→ What is being asked:
Provide only the number of lines in the data below that contain the word "packages".

__________________________________________________

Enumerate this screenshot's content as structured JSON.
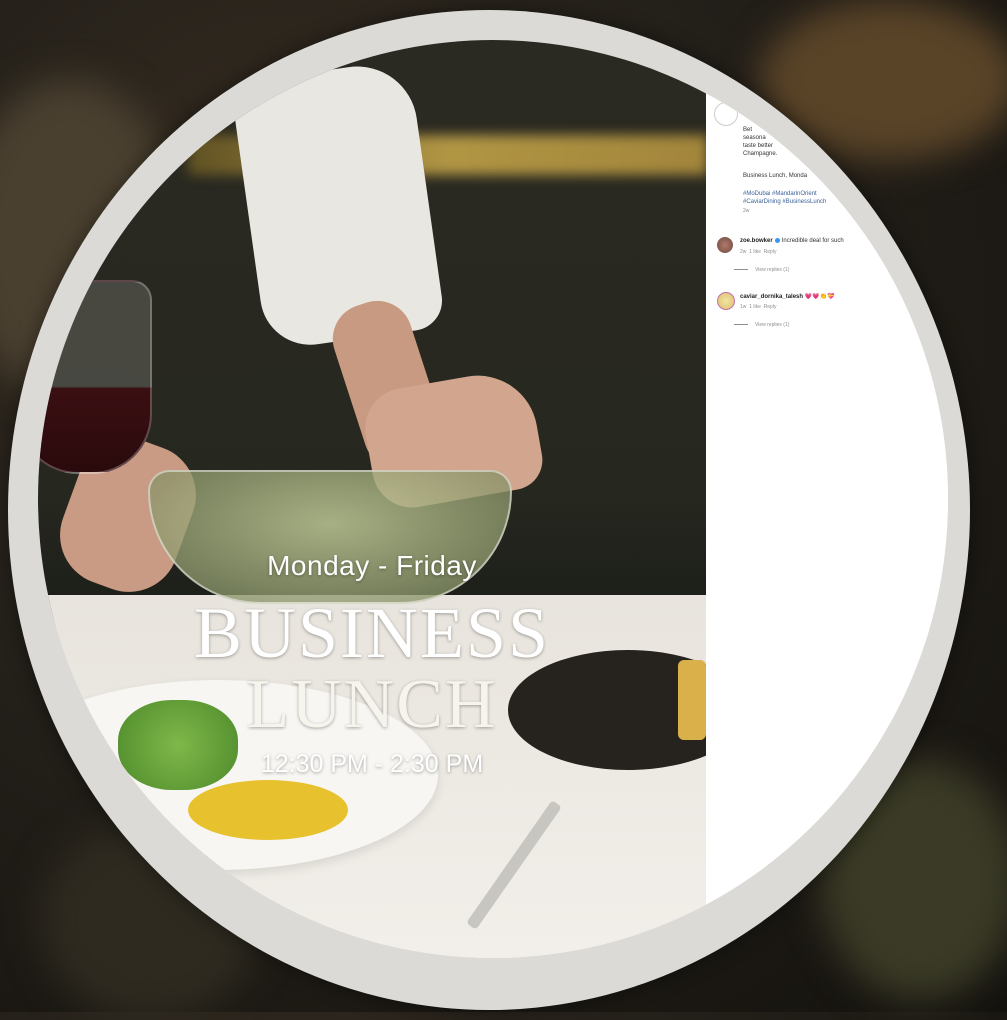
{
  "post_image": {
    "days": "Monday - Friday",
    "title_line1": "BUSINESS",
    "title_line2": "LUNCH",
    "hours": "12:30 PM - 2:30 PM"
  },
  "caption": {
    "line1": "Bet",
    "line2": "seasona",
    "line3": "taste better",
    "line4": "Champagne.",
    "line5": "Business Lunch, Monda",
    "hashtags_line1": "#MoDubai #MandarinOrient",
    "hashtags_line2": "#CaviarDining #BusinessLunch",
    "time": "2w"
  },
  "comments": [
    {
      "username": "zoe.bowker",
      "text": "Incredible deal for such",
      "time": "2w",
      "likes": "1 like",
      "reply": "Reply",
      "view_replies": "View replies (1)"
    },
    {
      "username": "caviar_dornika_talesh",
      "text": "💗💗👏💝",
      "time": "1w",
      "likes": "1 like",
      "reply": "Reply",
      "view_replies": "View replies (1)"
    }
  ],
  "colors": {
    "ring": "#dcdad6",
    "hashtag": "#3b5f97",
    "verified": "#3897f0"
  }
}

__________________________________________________

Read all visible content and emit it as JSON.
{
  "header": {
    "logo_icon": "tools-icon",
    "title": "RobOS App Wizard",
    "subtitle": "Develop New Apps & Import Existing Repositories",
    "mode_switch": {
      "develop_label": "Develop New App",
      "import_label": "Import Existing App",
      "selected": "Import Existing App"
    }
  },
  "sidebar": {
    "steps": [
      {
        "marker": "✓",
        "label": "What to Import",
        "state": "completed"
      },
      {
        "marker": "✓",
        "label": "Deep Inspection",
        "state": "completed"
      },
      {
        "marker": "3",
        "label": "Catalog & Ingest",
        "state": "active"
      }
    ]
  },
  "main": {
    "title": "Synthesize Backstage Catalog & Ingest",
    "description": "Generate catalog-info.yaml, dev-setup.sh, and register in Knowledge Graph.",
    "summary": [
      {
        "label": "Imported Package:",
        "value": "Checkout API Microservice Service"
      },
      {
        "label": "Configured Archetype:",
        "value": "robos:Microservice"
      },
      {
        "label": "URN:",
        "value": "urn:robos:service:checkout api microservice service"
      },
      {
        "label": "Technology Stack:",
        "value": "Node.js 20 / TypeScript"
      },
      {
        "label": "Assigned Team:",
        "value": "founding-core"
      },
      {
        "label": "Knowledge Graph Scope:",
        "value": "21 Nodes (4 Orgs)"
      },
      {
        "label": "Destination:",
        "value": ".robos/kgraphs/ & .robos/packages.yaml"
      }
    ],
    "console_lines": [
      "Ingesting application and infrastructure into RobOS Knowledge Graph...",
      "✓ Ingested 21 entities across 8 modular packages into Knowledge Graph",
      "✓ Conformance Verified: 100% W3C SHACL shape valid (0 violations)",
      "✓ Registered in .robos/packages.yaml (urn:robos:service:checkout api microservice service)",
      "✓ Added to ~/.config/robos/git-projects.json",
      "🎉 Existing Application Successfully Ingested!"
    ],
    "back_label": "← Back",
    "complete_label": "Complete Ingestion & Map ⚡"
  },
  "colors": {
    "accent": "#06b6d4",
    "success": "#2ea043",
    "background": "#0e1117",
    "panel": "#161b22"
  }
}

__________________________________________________

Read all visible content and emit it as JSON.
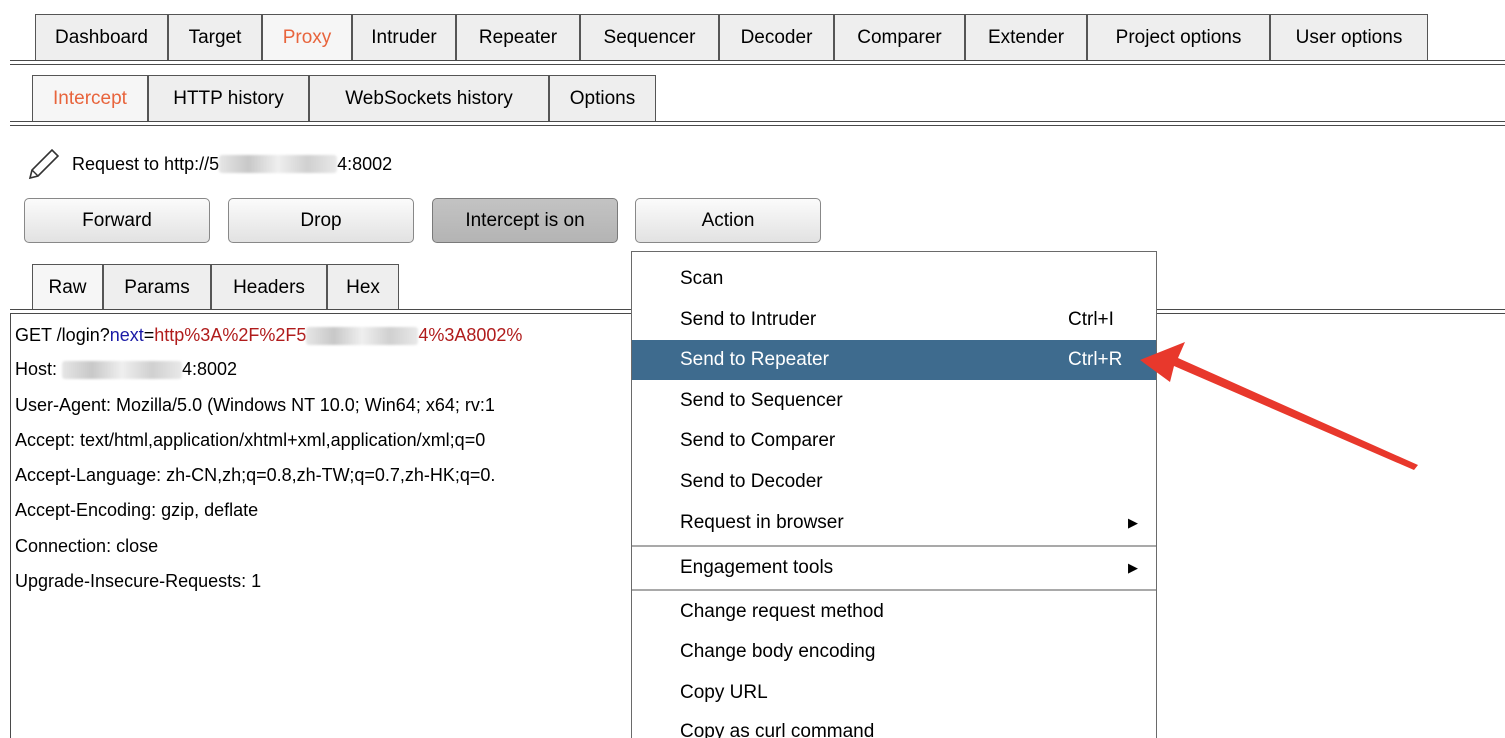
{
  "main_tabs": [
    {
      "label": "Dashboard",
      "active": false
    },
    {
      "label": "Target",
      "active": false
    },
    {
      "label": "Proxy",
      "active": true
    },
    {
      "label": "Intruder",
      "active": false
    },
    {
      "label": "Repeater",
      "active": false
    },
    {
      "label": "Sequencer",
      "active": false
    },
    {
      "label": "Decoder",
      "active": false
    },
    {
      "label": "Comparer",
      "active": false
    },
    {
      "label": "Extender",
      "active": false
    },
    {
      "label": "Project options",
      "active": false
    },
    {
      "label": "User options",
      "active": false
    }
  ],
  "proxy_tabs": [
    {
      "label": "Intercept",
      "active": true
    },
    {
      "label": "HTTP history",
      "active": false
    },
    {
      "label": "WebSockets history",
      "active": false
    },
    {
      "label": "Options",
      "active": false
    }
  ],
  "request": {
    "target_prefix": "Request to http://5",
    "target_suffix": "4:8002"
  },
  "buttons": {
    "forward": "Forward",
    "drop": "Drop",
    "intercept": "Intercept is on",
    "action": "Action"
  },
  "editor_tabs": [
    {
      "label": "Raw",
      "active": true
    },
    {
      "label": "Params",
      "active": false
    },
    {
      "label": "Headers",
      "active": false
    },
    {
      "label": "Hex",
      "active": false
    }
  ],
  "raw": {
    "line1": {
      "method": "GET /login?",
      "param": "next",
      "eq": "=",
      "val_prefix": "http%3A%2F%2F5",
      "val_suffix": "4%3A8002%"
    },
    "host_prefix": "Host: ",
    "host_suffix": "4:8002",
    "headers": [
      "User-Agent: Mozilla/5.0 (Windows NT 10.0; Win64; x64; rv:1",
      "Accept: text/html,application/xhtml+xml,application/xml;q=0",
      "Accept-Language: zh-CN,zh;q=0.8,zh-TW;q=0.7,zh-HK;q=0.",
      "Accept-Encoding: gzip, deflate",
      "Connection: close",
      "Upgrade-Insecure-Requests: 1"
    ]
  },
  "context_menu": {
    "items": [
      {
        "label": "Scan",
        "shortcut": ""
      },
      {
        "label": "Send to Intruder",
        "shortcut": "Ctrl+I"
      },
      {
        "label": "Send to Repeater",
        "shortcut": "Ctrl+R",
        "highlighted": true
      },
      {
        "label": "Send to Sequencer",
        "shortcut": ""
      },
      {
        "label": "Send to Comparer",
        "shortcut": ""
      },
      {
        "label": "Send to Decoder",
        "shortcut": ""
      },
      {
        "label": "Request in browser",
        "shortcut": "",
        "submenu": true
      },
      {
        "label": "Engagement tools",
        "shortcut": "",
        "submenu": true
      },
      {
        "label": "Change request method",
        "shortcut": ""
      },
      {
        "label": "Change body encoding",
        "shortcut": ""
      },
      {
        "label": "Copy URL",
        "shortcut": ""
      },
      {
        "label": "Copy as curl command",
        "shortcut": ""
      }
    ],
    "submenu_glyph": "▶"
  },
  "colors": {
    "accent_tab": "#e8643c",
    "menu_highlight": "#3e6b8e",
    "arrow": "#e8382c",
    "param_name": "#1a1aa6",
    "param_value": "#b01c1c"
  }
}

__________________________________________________

→ Completed task:
3